Work item: The expected output is every entry, repeated exactly.

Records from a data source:
Content starts

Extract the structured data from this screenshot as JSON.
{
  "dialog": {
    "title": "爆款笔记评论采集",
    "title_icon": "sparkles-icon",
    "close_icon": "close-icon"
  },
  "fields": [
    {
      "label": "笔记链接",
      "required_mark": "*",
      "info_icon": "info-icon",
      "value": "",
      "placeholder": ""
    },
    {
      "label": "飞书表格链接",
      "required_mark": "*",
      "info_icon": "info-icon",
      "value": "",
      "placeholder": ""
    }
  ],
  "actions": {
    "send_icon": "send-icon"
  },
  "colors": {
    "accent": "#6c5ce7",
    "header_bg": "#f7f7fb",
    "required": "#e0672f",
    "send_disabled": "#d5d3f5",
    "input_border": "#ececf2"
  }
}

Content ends

Completed exercise:
Extract the structured data from this screenshot as JSON.
{
  "dialog": {
    "title": "爆款笔记评论采集",
    "title_icon": "sparkles-icon",
    "close_icon": "close-icon"
  },
  "fields": [
    {
      "label": "笔记链接",
      "required_mark": "*",
      "info_icon": "info-icon",
      "value": "",
      "placeholder": ""
    },
    {
      "label": "飞书表格链接",
      "required_mark": "*",
      "info_icon": "info-icon",
      "value": "",
      "placeholder": ""
    }
  ],
  "actions": {
    "send_icon": "send-icon"
  },
  "colors": {
    "accent": "#6c5ce7",
    "header_bg": "#f7f7fb",
    "required": "#e0672f",
    "send_disabled": "#d5d3f5",
    "input_border": "#ececf2"
  }
}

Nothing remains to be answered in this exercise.